Senior executives of JetBlue Airways and Southwest Airlines argued in court Wednesday over JetBlue’s controversial partnership with American Airlines that the Biden administration is seeking the thwart.
JetBlue CEO Robin Hayes told a federal court in Boston the partnership will help his airline grow, accommodate customers whose flights gets canceled, and attract more corporate travelers.
Hayes disputed the government’s view that the deal will reduce competition and cost consumers hundreds of millions of dollars a year in higher fares.
But Southwest’s Andrew Watterson said he was disappointed that the partnership will give American access to valuable JetBlue slots that American once controlled but was forced to surrender to win regulatory approval of a 2013 merger and a separate transaction.
“We thought that was outrageous,” said Watterson, who will become chief operating officer at Southwest later this week.
The Justice Department, six states and the District of Columbia seek to break up the American-JetBlue partnership in a case that has become a major test of the Biden’s administration’s opposition to mergers and consolidation in key industries. The Transportation Department approved the deal in the final days of the Trump administration.
The case is being heard by U.S. District Judge Leo Sorokin, who was appointed by former President Barack Obama.
Hayes was back on the stand for a second day to defend a partnership that lets JetBlue and American work together on schedules, sell tickets on each other’s flights, and share revenue from flights at four airports in the New York City area and Boston.

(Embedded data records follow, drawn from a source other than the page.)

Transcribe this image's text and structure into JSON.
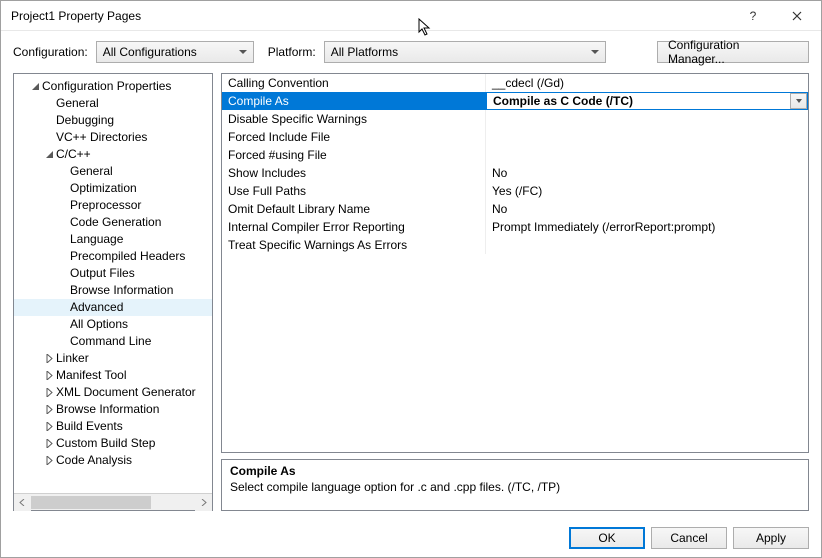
{
  "window": {
    "title": "Project1 Property Pages"
  },
  "toolbar": {
    "configuration_label": "Configuration:",
    "configuration_value": "All Configurations",
    "platform_label": "Platform:",
    "platform_value": "All Platforms",
    "config_manager_label": "Configuration Manager..."
  },
  "tree": {
    "root": "Configuration Properties",
    "items": [
      "General",
      "Debugging",
      "VC++ Directories"
    ],
    "cpp": {
      "label": "C/C++",
      "children": [
        "General",
        "Optimization",
        "Preprocessor",
        "Code Generation",
        "Language",
        "Precompiled Headers",
        "Output Files",
        "Browse Information",
        "Advanced",
        "All Options",
        "Command Line"
      ],
      "selected_index": 8
    },
    "rest": [
      "Linker",
      "Manifest Tool",
      "XML Document Generator",
      "Browse Information",
      "Build Events",
      "Custom Build Step",
      "Code Analysis"
    ]
  },
  "grid": {
    "rows": [
      {
        "name": "Calling Convention",
        "value": "__cdecl (/Gd)"
      },
      {
        "name": "Compile As",
        "value": "Compile as C Code (/TC)",
        "selected": true
      },
      {
        "name": "Disable Specific Warnings",
        "value": ""
      },
      {
        "name": "Forced Include File",
        "value": ""
      },
      {
        "name": "Forced #using File",
        "value": ""
      },
      {
        "name": "Show Includes",
        "value": "No"
      },
      {
        "name": "Use Full Paths",
        "value": "Yes (/FC)"
      },
      {
        "name": "Omit Default Library Name",
        "value": "No"
      },
      {
        "name": "Internal Compiler Error Reporting",
        "value": "Prompt Immediately (/errorReport:prompt)"
      },
      {
        "name": "Treat Specific Warnings As Errors",
        "value": ""
      }
    ]
  },
  "description": {
    "title": "Compile As",
    "text": "Select compile language option for .c and .cpp files.     (/TC, /TP)"
  },
  "footer": {
    "ok": "OK",
    "cancel": "Cancel",
    "apply": "Apply"
  }
}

Hayes called the partnership “a generational opportunity” that has already helped JetBlue grow from about 200 flights a day in New York to nearly 300 and add dozens of new routes to compete with Delta and United.
Other carriers want to expand in New York too, but federal officials limit takeoff and landing rights, or “slots,” because of congestion.

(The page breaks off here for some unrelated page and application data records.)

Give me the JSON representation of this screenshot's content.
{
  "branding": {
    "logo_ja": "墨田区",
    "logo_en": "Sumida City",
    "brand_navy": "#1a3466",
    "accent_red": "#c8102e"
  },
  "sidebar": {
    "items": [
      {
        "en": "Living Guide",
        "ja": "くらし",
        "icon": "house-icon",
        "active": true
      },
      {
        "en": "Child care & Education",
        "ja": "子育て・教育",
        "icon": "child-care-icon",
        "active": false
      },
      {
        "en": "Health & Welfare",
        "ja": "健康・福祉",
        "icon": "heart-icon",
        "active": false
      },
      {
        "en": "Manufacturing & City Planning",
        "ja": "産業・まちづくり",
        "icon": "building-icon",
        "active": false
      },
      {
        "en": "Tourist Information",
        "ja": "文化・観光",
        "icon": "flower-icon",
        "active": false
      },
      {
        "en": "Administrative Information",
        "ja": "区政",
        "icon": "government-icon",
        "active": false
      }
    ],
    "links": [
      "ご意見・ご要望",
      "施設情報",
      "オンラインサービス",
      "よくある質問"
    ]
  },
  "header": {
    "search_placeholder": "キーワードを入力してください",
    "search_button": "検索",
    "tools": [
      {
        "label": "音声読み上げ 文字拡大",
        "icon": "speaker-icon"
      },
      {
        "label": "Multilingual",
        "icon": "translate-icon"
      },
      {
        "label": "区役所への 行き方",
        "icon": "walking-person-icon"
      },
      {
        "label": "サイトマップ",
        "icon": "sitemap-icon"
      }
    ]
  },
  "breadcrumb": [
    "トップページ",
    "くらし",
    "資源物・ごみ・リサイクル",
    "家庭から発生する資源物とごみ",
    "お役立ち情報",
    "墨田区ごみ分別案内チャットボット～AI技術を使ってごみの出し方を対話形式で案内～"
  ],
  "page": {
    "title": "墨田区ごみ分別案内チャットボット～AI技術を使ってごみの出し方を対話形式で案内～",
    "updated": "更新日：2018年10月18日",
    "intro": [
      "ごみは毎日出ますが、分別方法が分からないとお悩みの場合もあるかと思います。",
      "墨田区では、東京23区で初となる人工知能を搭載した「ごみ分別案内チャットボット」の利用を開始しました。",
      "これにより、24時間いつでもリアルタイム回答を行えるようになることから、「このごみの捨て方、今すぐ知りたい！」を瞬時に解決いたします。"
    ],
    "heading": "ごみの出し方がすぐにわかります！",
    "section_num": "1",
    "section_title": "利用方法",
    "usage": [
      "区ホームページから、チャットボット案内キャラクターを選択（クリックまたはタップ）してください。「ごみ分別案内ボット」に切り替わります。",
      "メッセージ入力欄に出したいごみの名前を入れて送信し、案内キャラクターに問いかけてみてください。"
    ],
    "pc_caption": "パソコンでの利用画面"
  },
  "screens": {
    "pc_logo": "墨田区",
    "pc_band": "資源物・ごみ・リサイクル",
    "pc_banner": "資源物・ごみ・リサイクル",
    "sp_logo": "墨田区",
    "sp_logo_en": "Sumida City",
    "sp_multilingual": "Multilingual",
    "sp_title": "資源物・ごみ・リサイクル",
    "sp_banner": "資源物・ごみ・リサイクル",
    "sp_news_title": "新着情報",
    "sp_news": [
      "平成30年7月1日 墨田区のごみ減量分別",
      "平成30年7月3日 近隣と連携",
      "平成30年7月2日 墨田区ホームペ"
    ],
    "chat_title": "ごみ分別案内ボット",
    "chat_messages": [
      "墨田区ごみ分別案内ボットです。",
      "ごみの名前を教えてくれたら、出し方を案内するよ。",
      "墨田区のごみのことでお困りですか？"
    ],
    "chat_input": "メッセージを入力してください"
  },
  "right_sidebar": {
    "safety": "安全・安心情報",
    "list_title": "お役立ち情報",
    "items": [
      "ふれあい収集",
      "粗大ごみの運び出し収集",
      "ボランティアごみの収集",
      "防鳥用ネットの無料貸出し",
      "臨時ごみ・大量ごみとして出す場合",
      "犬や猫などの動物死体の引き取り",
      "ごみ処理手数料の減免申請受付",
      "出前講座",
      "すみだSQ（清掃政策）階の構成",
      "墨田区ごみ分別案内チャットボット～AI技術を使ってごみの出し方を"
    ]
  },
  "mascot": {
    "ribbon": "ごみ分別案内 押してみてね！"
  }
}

Senior executives from American, Delta and United are expected to testify. Both sides have lined up economists to discuss how the partnership will affect consumers.